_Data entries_
※ ※ ※
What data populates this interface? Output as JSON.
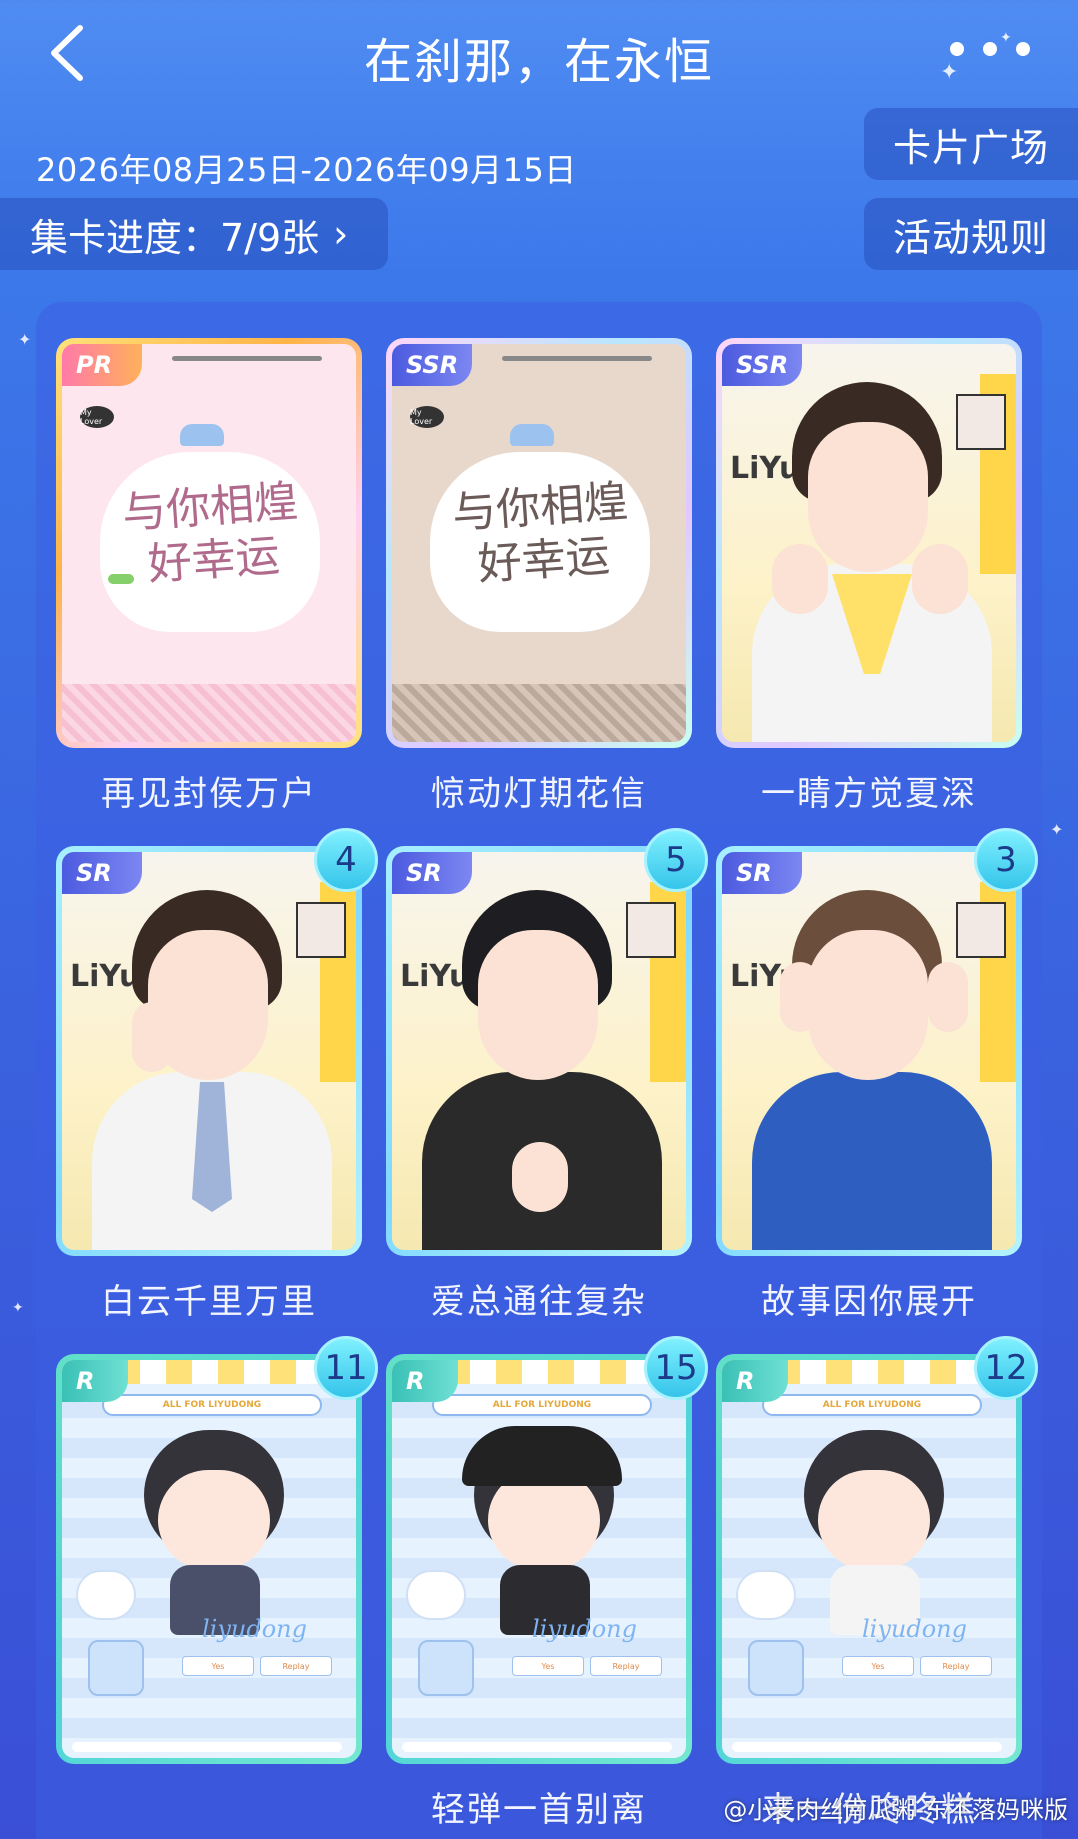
{
  "header": {
    "title": "在刹那，在永恒",
    "back_icon": "chevron-left-icon",
    "more_icon": "more-dots-icon"
  },
  "event": {
    "date_range": "2026年08月25日-2026年09月15日",
    "progress_label": "集卡进度：7/9张",
    "progress_collected": 7,
    "progress_total": 9
  },
  "actions": {
    "card_square": "卡片广场",
    "rules": "活动规则"
  },
  "cards": [
    {
      "name": "再见封侯万户",
      "rarity": "PR",
      "count": null
    },
    {
      "name": "惊动灯期花信",
      "rarity": "SSR",
      "count": null
    },
    {
      "name": "一睛方觉夏深",
      "rarity": "SSR",
      "count": null
    },
    {
      "name": "白云千里万里",
      "rarity": "SR",
      "count": "4"
    },
    {
      "name": "爱总通往复杂",
      "rarity": "SR",
      "count": "5"
    },
    {
      "name": "故事因你展开",
      "rarity": "SR",
      "count": "3"
    },
    {
      "name": "",
      "rarity": "R",
      "count": "11"
    },
    {
      "name": "轻弹一首别离",
      "rarity": "R",
      "count": "15"
    },
    {
      "name": "来一份咚咚糕",
      "rarity": "R",
      "count": "12"
    }
  ],
  "card_art": {
    "script_text": "与你相煌 好幸运",
    "my_lover": "My Lover",
    "liyu_text": "LiYu DON",
    "chibi_banner": "ALL FOR LIYUDONG",
    "chibi_signature": "liyudong",
    "chibi_yes": "Yes",
    "chibi_replay": "Replay"
  },
  "watermark": "@小麦肉丝南瓜粥-东不落妈咪版",
  "colors": {
    "background": "#3c6fe6",
    "accent_badge": "#35c4ea"
  }
}
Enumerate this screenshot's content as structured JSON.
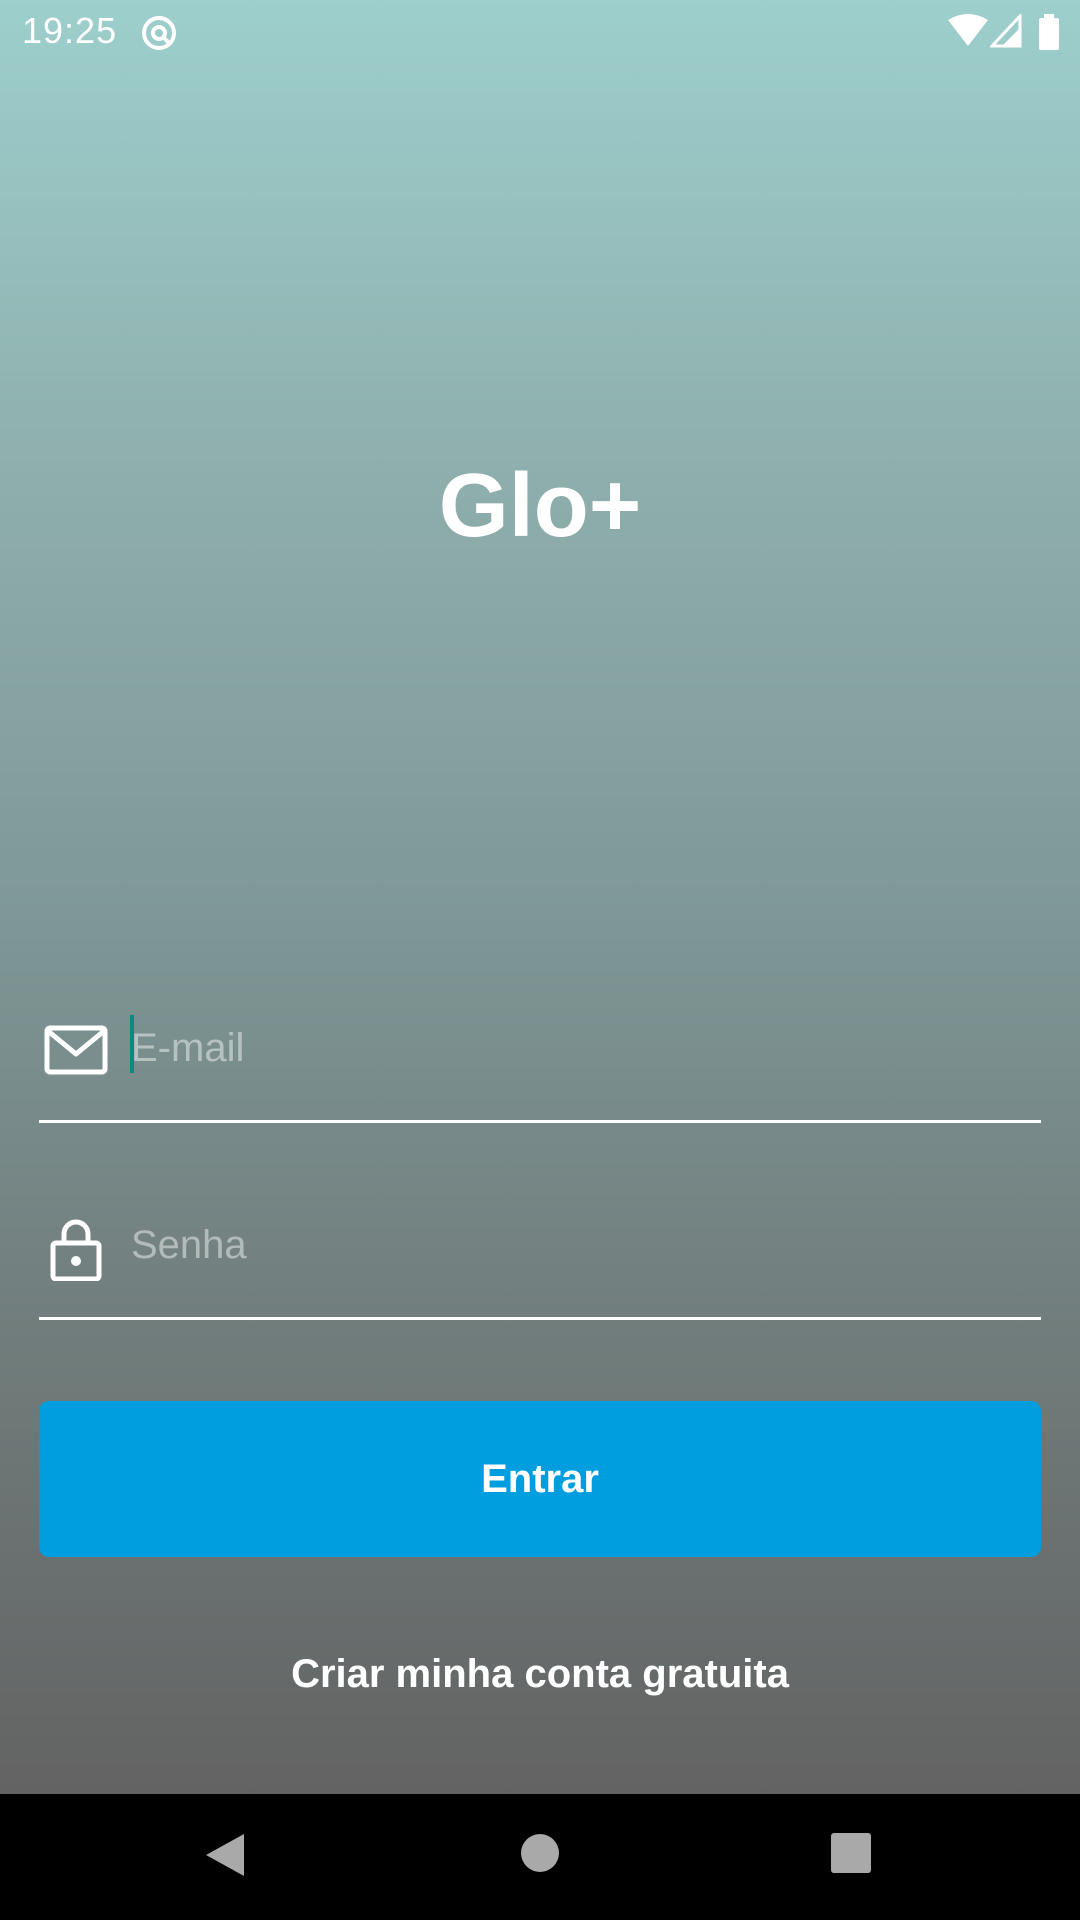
{
  "status_bar": {
    "time": "19:25",
    "icons": [
      "notification-icon",
      "wifi-icon",
      "signal-icon",
      "battery-icon"
    ]
  },
  "app": {
    "title": "Glo+"
  },
  "form": {
    "email": {
      "placeholder": "E-mail",
      "value": "",
      "icon": "mail-icon"
    },
    "password": {
      "placeholder": "Senha",
      "value": "",
      "icon": "lock-icon"
    },
    "login_button": "Entrar",
    "signup_link": "Criar minha conta gratuita"
  },
  "colors": {
    "primary_button": "#009ede",
    "cursor": "#0b8a80",
    "gradient_top": "#9dcfcd",
    "gradient_bottom": "#636363"
  },
  "nav_bar": {
    "icons": [
      "back-icon",
      "home-icon",
      "recents-icon"
    ]
  }
}
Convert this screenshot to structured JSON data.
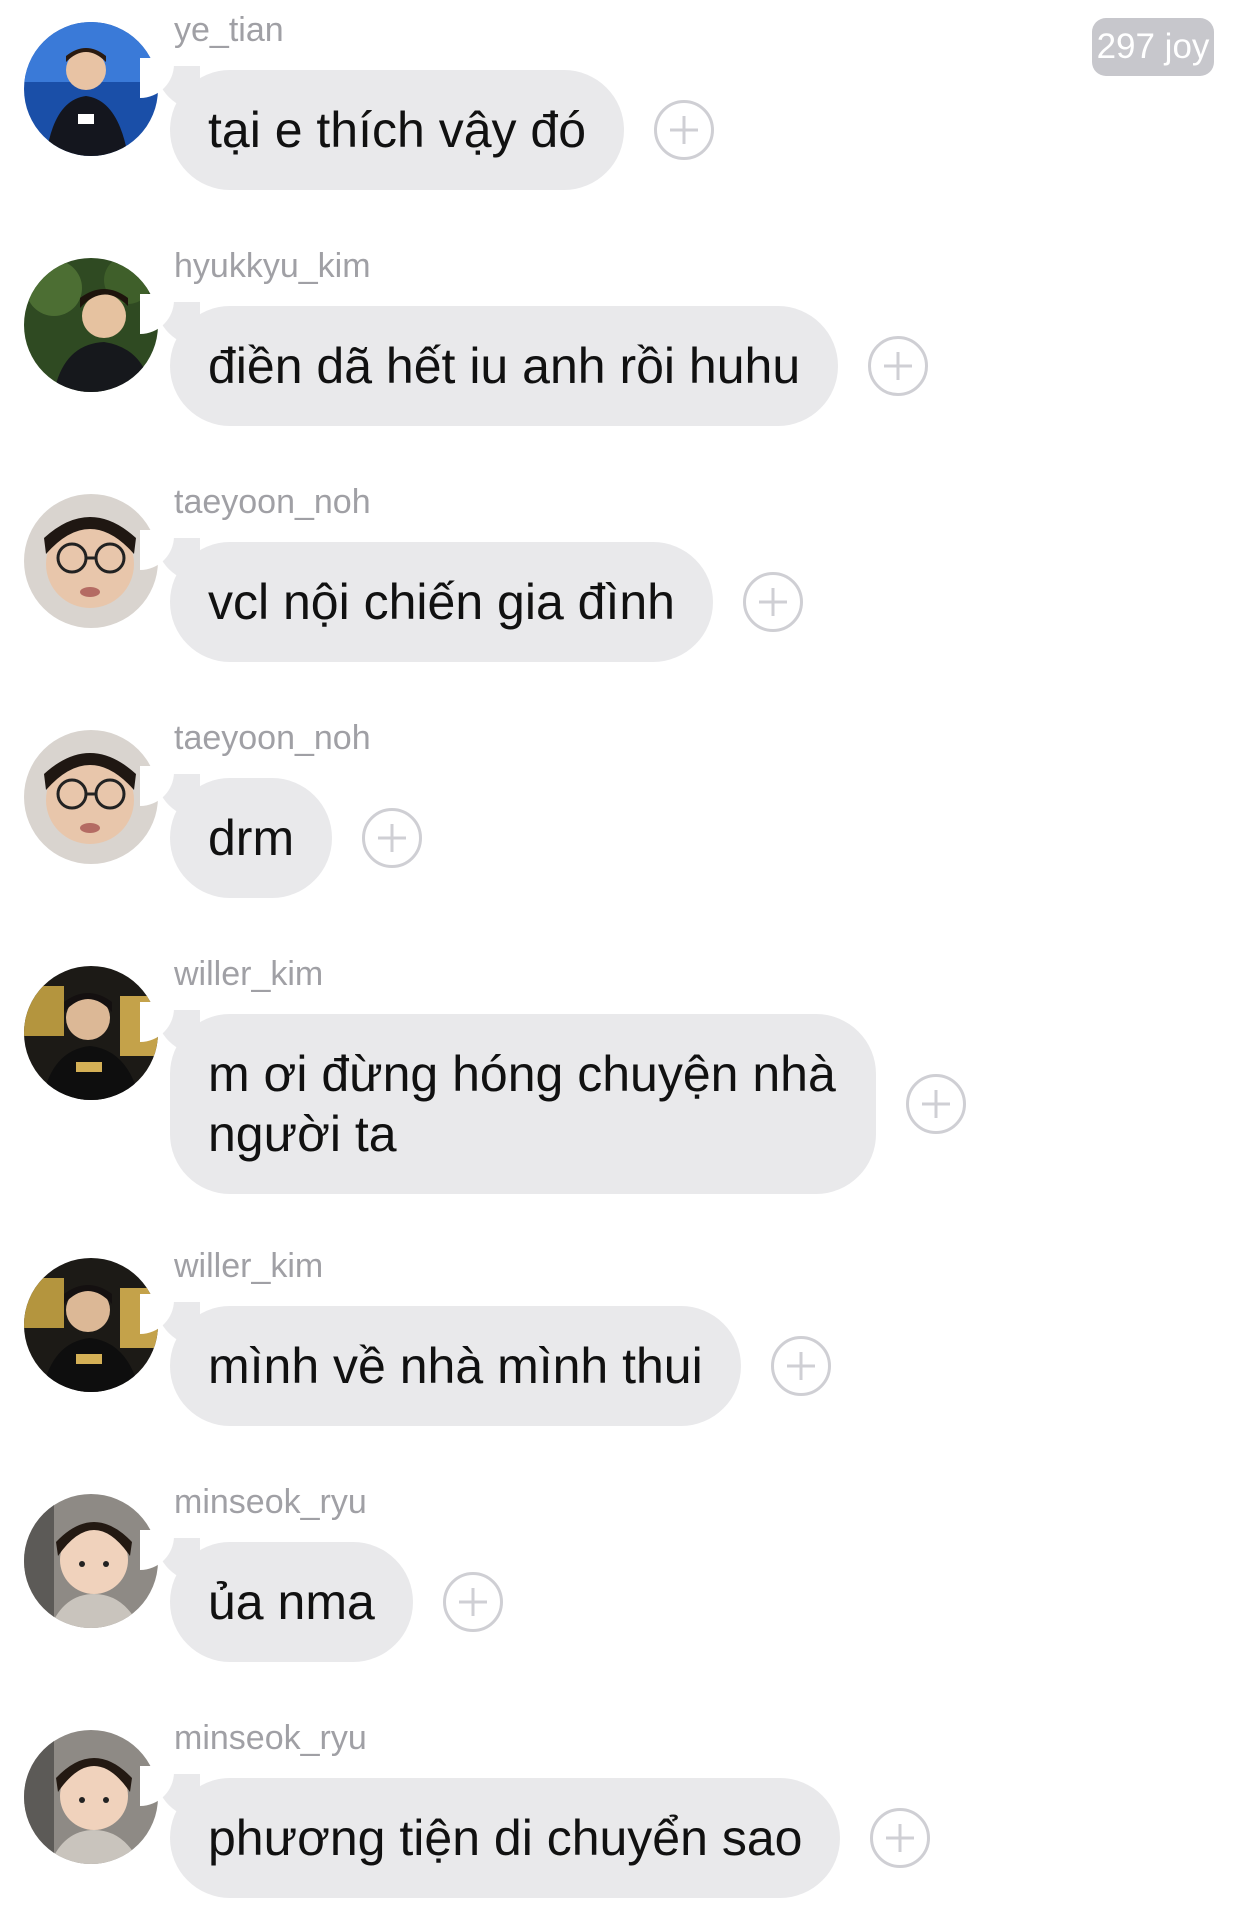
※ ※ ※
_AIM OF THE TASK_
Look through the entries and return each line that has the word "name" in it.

_SOLUTION TO THIS TASK_
      "name": "再见封侯万户",
      "name": "惊动灯期花信",
      "name": "一睛方觉夏深",
      "name": "白云千里万里",
      "name": "爱总通往复杂",
      "name": "故事因你展开",
      "name": "",
      "name": "轻弹一首别离",
      "name": "来一份咚咚糕",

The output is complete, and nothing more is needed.